*** Begin section ***

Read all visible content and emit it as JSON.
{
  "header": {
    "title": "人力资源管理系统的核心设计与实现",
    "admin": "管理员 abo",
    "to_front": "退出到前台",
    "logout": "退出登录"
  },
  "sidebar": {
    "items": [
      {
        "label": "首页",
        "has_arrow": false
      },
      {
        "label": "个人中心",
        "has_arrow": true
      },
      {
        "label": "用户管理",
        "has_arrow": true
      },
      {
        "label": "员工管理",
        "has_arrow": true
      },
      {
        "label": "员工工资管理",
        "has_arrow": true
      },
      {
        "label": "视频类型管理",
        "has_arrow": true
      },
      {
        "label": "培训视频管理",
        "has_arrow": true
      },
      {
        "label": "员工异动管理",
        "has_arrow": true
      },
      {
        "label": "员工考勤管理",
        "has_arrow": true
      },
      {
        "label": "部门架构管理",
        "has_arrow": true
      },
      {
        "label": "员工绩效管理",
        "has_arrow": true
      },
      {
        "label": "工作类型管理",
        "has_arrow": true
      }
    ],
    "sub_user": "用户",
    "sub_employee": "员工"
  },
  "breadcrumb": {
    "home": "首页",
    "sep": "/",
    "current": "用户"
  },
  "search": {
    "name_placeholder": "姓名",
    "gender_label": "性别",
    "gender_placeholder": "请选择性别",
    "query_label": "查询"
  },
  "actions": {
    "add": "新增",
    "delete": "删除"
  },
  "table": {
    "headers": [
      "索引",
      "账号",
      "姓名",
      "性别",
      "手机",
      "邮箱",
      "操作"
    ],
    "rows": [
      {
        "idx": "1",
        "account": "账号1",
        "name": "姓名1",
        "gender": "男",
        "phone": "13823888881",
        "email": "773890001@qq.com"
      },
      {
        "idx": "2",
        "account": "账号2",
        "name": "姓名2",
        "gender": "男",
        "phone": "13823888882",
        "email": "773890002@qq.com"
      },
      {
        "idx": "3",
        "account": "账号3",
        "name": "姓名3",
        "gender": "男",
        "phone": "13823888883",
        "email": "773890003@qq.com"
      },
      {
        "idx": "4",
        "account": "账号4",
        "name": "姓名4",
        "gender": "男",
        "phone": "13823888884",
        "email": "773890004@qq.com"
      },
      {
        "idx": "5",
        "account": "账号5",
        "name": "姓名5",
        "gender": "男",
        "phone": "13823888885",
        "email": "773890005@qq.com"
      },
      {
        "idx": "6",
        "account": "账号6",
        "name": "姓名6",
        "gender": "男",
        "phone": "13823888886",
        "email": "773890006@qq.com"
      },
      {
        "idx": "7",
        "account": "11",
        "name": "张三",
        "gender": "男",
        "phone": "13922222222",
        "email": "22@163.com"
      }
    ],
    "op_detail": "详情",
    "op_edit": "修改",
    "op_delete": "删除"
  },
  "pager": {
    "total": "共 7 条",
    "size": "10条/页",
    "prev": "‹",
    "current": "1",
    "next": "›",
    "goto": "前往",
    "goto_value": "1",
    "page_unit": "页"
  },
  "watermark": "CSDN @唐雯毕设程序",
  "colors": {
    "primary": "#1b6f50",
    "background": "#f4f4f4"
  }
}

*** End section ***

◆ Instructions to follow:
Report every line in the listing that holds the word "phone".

◆ Response to this exercise:
        "phone": "13823888881",
        "phone": "13823888882",
        "phone": "13823888883",
        "phone": "13823888884",
        "phone": "13823888885",
        "phone": "13823888886",
        "phone": "13922222222",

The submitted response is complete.